Catalyst’s website, at least a year out of date, features a lot of North Minneapolis information but states a mission of revitalizing key commercial corridors in distressed urban neighborhoods by developing real estate and sustainable businesses to meet community needs and provide neighborhood jobs. Incidentally, a volunteer is changing over the website soon, Wollan Fan said.

Wollan Fan, in an interview and a letter circulated recently stated that the tenants in three existing Catalyst-owned buildings and the Kindred Kitchen, which has the two full time staff equivalents, will get more attention now and are not going away.

The letter states “Catalyst Community Partners is deeply invested in North Minneapolis, and will remain a visible part of this important community. Catalyst owns and operates three properties including Unity House home to MN Internship Center charter school, the 5 Points Building home to KMOJ-FM and arts plaza, and 1200 West Broadway home to local businesses, nonprofits and Catalyst’s Kindred Kitchen food business incubator facility.  Kindred Kitchen is kicking off its third food business incubator workshop series with a full enrollment of 30 budding food entrepreneurs which, will culminate in a food show in May that is open to the public.”

The organization “carries quite a bit of debt. The status to which we’ve returned is fairly healthy. We will continue to do fundraising and grant-writing for specific opportunities for which we’re not programmatically competing.” She said they have been “strongest when leaner and flexible,” putting money and grant requests into project costs rather than staff. Wollan Fan said the year-end is March 31 and she expects to close the books “slightly negative.”

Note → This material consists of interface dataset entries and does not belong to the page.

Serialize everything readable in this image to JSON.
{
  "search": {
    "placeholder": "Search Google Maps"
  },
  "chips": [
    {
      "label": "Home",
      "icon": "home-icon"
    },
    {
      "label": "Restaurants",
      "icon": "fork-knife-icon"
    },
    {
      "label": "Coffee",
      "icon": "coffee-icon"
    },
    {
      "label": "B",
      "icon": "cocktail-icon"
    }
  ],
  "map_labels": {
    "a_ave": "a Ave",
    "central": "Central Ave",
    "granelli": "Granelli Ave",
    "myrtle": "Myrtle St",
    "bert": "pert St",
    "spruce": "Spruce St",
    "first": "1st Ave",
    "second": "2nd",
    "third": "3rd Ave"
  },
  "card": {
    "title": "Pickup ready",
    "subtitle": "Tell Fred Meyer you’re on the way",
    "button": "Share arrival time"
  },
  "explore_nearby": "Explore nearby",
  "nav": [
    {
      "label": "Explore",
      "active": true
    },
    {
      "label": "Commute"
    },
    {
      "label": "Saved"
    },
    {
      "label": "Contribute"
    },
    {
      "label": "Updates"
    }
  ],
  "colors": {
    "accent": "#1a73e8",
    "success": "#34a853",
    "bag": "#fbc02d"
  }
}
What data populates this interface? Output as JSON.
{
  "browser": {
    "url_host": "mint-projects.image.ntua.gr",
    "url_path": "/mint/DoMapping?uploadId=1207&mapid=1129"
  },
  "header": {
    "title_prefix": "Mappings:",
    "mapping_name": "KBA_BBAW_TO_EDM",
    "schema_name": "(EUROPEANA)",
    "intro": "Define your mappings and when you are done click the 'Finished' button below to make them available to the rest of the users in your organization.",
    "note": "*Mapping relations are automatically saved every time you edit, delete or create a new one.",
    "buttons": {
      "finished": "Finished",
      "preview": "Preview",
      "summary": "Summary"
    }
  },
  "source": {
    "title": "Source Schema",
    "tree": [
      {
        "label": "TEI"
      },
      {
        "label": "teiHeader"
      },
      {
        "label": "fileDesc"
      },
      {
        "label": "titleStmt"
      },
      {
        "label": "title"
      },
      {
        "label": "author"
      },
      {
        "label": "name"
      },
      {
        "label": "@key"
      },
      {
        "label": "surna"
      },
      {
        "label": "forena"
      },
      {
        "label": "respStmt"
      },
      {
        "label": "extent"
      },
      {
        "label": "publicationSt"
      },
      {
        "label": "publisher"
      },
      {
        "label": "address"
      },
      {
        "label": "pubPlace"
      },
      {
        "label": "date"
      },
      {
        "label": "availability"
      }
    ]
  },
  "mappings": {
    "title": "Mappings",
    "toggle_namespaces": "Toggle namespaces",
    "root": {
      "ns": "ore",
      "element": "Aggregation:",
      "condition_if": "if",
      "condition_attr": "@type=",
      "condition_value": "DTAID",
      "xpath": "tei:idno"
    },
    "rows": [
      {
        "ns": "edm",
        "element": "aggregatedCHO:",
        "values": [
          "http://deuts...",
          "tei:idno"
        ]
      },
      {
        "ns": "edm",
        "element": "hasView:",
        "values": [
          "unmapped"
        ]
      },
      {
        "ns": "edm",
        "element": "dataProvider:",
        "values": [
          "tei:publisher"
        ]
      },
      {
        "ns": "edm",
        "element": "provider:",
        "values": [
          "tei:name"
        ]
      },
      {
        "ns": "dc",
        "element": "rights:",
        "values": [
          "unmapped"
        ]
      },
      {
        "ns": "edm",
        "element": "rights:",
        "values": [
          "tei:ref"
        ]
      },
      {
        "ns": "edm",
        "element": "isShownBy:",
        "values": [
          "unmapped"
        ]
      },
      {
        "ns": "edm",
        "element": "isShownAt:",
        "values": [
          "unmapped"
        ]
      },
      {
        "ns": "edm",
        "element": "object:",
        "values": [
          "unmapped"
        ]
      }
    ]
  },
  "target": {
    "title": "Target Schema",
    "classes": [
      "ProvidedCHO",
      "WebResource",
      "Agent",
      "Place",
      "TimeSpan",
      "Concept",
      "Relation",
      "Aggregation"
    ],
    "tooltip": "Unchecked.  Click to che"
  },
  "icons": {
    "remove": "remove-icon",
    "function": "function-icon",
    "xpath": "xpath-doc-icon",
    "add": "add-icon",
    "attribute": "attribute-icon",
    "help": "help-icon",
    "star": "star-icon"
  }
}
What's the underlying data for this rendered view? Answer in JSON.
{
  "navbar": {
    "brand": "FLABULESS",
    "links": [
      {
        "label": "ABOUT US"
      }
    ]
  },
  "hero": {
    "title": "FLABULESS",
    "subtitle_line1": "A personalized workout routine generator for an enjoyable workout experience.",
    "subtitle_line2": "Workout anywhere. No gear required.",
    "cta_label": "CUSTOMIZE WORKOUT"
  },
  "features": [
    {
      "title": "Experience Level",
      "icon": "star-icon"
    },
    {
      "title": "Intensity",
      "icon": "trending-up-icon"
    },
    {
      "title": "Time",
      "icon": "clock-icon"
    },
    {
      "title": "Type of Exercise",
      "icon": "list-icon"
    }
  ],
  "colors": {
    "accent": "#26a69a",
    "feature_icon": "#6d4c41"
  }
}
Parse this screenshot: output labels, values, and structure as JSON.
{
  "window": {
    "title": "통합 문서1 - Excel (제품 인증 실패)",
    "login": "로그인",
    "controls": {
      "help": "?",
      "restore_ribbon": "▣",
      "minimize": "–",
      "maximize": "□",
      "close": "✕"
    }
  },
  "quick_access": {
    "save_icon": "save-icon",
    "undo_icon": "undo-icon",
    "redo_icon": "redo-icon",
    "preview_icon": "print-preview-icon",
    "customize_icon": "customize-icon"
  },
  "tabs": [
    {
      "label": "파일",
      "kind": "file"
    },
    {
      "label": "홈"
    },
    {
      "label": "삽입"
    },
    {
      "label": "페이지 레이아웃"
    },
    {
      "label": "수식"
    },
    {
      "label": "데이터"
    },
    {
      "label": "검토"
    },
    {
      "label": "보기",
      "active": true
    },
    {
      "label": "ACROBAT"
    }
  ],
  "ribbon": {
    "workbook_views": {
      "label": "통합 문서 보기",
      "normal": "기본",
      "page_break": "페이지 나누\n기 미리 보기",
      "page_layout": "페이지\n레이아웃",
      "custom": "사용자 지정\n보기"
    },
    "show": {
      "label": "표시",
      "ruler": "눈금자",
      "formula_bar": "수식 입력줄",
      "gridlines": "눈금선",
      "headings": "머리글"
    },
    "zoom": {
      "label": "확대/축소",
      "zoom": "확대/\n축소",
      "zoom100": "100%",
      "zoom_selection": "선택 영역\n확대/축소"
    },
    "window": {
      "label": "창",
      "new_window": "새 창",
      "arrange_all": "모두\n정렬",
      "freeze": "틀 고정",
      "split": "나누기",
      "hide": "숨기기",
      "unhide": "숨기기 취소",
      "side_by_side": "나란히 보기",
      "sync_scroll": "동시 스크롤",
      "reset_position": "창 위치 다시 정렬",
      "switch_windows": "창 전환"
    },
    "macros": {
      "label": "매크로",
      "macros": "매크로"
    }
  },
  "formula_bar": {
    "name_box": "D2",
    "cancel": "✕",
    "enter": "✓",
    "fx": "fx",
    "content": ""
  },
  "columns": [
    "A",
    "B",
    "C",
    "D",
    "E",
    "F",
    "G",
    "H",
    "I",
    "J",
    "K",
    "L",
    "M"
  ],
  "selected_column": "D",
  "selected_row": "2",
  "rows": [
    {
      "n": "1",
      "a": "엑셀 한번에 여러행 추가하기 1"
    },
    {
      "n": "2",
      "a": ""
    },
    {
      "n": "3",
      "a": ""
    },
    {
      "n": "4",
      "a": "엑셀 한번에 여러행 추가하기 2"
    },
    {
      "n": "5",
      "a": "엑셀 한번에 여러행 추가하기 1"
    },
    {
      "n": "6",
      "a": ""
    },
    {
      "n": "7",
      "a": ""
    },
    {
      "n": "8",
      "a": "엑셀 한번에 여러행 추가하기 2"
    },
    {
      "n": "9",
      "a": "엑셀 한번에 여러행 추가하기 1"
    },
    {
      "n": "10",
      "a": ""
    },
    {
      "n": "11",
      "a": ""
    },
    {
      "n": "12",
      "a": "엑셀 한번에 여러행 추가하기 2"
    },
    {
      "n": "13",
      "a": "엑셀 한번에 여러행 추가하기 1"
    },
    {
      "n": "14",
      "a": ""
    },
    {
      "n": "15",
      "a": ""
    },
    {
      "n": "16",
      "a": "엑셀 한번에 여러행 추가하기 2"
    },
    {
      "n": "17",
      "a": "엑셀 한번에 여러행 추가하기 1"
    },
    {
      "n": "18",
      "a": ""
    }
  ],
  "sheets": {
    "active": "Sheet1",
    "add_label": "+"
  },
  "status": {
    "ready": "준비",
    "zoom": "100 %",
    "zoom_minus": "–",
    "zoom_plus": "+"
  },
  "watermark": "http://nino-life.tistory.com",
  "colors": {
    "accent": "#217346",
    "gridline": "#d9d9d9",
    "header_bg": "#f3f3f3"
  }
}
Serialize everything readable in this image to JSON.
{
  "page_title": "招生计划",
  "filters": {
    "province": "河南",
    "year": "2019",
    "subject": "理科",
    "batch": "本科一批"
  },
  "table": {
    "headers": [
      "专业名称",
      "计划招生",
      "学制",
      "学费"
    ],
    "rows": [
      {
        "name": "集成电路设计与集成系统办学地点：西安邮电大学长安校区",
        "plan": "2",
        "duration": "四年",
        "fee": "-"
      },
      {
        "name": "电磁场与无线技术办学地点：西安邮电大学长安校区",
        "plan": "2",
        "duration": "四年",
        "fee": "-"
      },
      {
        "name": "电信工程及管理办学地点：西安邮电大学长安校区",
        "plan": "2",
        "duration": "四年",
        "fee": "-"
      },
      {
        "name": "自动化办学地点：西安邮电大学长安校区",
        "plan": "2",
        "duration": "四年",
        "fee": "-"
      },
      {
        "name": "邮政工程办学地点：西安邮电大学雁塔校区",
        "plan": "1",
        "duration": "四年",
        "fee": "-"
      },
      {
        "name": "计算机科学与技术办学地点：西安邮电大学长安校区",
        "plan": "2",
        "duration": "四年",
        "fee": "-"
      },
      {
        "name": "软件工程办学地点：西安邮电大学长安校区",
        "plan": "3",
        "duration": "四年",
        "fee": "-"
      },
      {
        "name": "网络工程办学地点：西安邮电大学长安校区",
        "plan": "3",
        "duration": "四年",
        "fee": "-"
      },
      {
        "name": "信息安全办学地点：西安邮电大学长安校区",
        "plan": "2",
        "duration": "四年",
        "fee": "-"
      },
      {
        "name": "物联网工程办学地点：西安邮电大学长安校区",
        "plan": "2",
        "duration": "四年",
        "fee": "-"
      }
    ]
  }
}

Catalyst, before the staffing experiment, functioned with a paid finance director, access to Ackerberg staff,  and a pro bono professional staff of 8 to 10 people who want to “do more than write a check,” Wollan Fan said. “They come with finance, human resources, tech or other skills and want to do a piece of work and leave something behind, like the Peace Corps model.” They sign up for three or six months because they want to work with social entrepreneurs, “a call to action, to write themselves into the story,” Wollan Fan said. “Bringing staff stopped that flow” of people. They expect to go back to that model and “will continue to be open to possibilities.”